Records supplied:
━━━━

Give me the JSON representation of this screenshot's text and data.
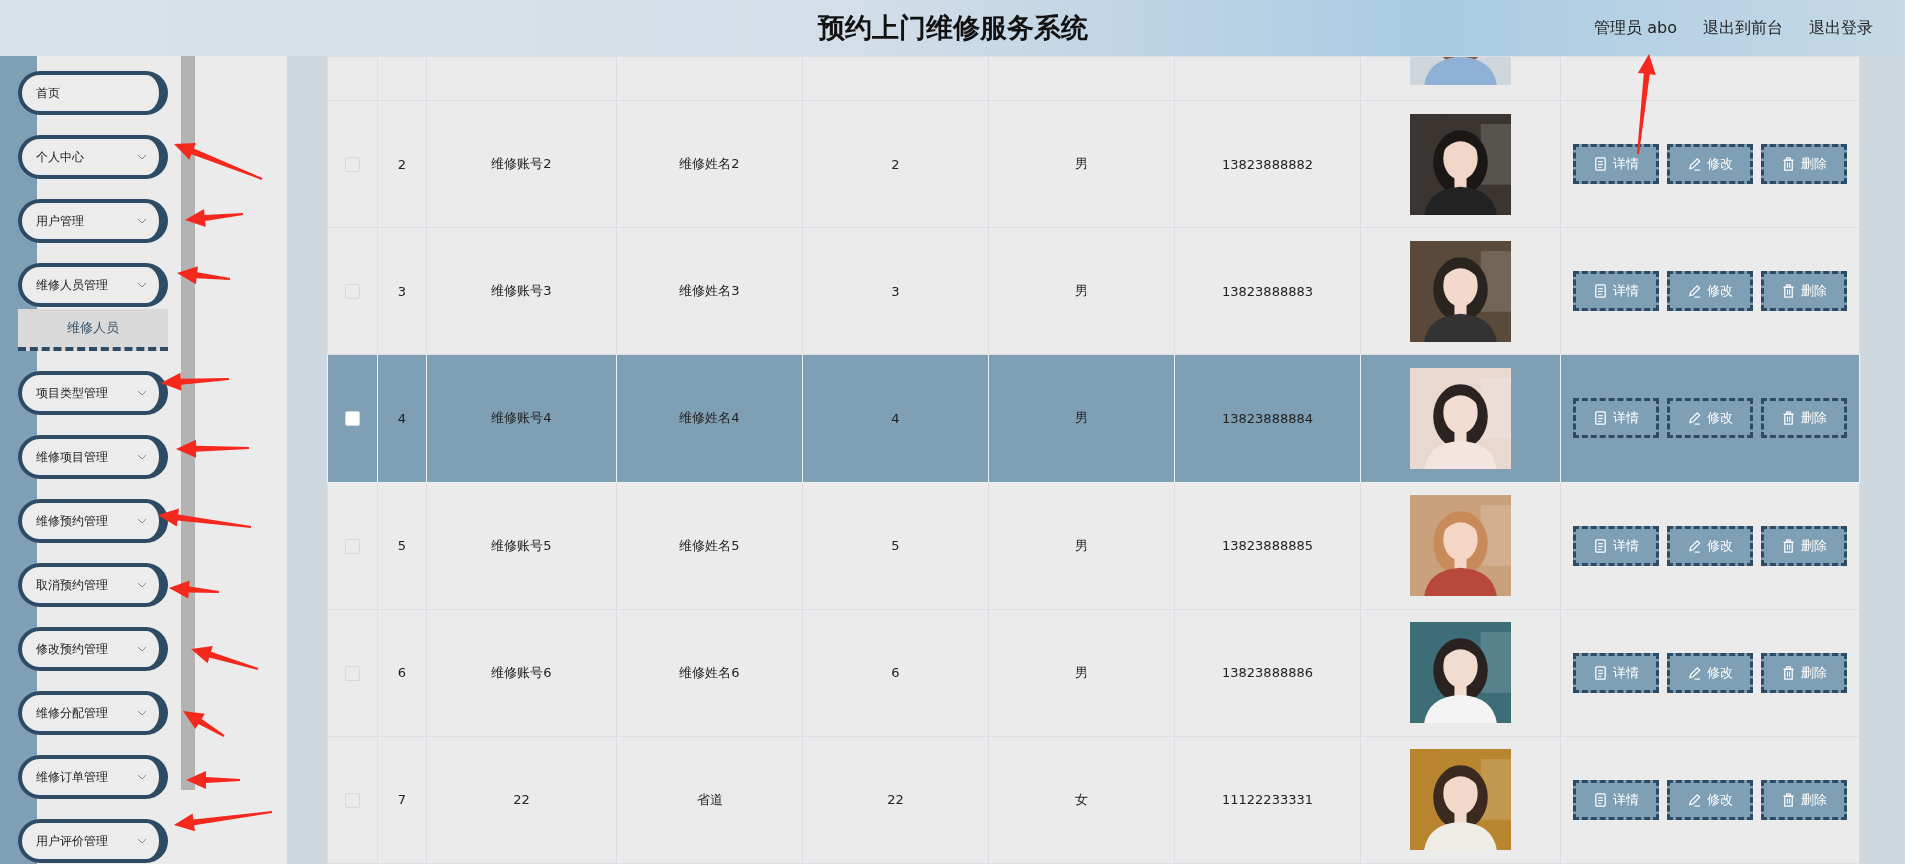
{
  "header": {
    "title": "预约上门维修服务系统",
    "user": "管理员 abo",
    "links": [
      "退出到前台",
      "退出登录"
    ]
  },
  "sidebar": {
    "items": [
      {
        "label": "首页",
        "expandable": false
      },
      {
        "label": "个人中心",
        "expandable": true
      },
      {
        "label": "用户管理",
        "expandable": true
      },
      {
        "label": "维修人员管理",
        "expandable": true,
        "children": [
          {
            "label": "维修人员"
          }
        ]
      },
      {
        "label": "项目类型管理",
        "expandable": true
      },
      {
        "label": "维修项目管理",
        "expandable": true
      },
      {
        "label": "维修预约管理",
        "expandable": true
      },
      {
        "label": "取消预约管理",
        "expandable": true
      },
      {
        "label": "修改预约管理",
        "expandable": true
      },
      {
        "label": "维修分配管理",
        "expandable": true
      },
      {
        "label": "维修订单管理",
        "expandable": true
      },
      {
        "label": "用户评价管理",
        "expandable": true
      }
    ]
  },
  "table": {
    "rows": [
      {
        "checked": false,
        "selected": false,
        "index": "2",
        "account": "维修账号2",
        "name": "维修姓名2",
        "column_4": "2",
        "gender": "男",
        "phone": "13823888882",
        "actions": [
          {
            "kind": "detail",
            "label": "详情"
          },
          {
            "kind": "edit",
            "label": "修改"
          },
          {
            "kind": "delete",
            "label": "删除"
          }
        ]
      },
      {
        "checked": false,
        "selected": false,
        "index": "3",
        "account": "维修账号3",
        "name": "维修姓名3",
        "column_4": "3",
        "gender": "男",
        "phone": "13823888883",
        "actions": [
          {
            "kind": "detail",
            "label": "详情"
          },
          {
            "kind": "edit",
            "label": "修改"
          },
          {
            "kind": "delete",
            "label": "删除"
          }
        ]
      },
      {
        "checked": false,
        "selected": true,
        "index": "4",
        "account": "维修账号4",
        "name": "维修姓名4",
        "column_4": "4",
        "gender": "男",
        "phone": "13823888884",
        "actions": [
          {
            "kind": "detail",
            "label": "详情"
          },
          {
            "kind": "edit",
            "label": "修改"
          },
          {
            "kind": "delete",
            "label": "删除"
          }
        ]
      },
      {
        "checked": false,
        "selected": false,
        "index": "5",
        "account": "维修账号5",
        "name": "维修姓名5",
        "column_4": "5",
        "gender": "男",
        "phone": "13823888885",
        "actions": [
          {
            "kind": "detail",
            "label": "详情"
          },
          {
            "kind": "edit",
            "label": "修改"
          },
          {
            "kind": "delete",
            "label": "删除"
          }
        ]
      },
      {
        "checked": false,
        "selected": false,
        "index": "6",
        "account": "维修账号6",
        "name": "维修姓名6",
        "column_4": "6",
        "gender": "男",
        "phone": "13823888886",
        "actions": [
          {
            "kind": "detail",
            "label": "详情"
          },
          {
            "kind": "edit",
            "label": "修改"
          },
          {
            "kind": "delete",
            "label": "删除"
          }
        ]
      },
      {
        "checked": false,
        "selected": false,
        "index": "7",
        "account": "22",
        "name": "省道",
        "column_4": "22",
        "gender": "女",
        "phone": "11122233331",
        "actions": [
          {
            "kind": "detail",
            "label": "详情"
          },
          {
            "kind": "edit",
            "label": "修改"
          },
          {
            "kind": "delete",
            "label": "删除"
          }
        ]
      }
    ]
  }
}
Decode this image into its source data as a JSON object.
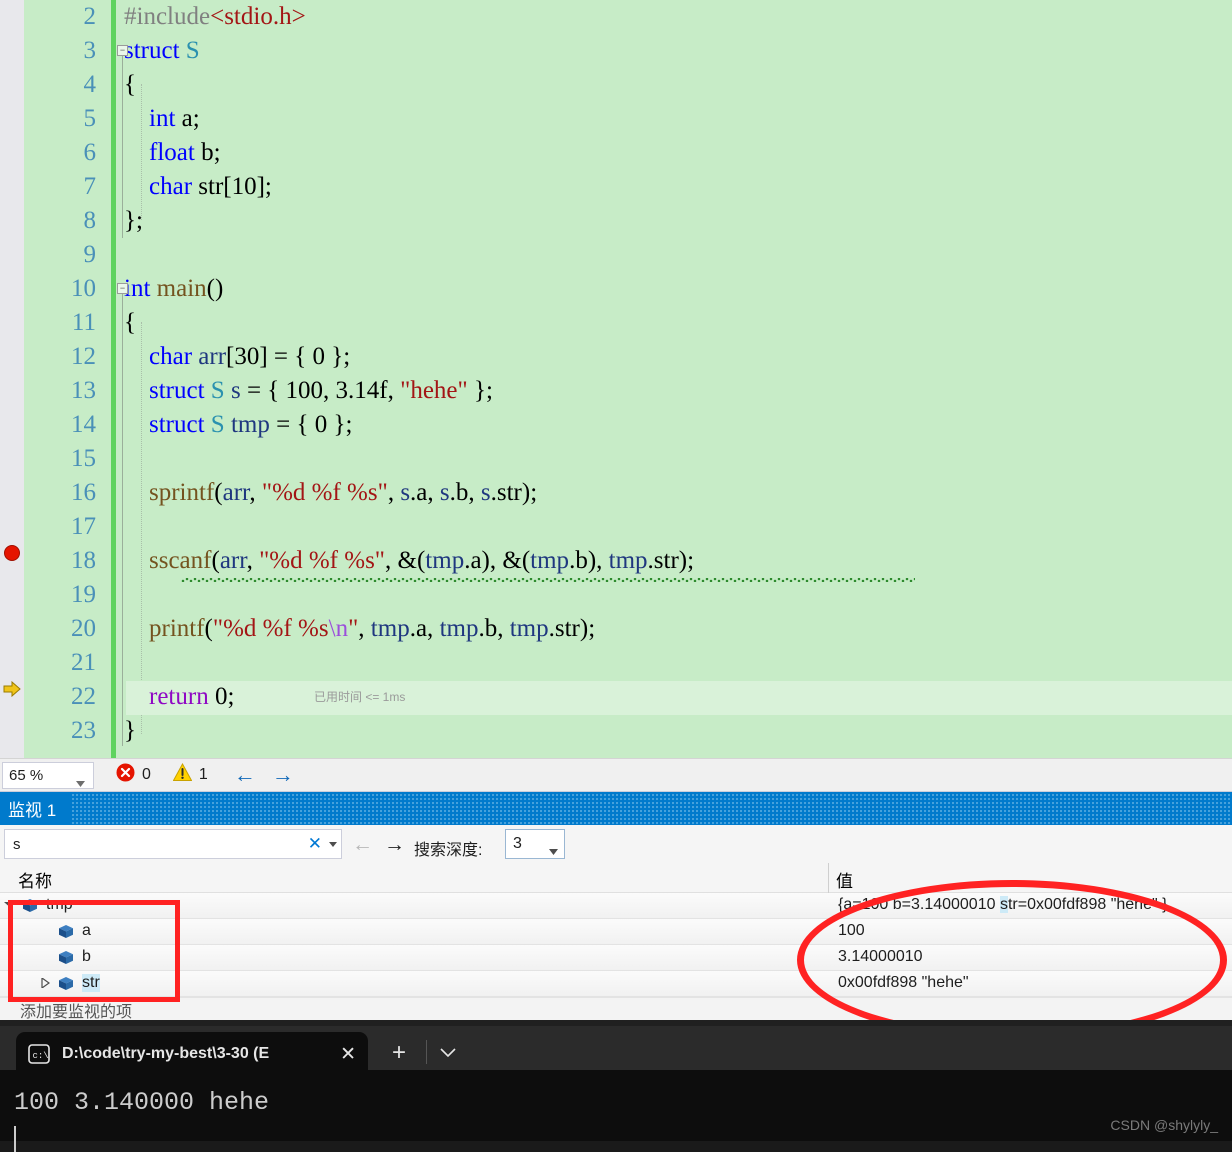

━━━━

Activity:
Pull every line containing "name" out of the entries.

Result of this task:
        "name": "维修姓名2",
        "name": "维修姓名3",
        "name": "维修姓名4",
        "name": "维修姓名5",
        "name": "维修姓名6",
        "name": "省道",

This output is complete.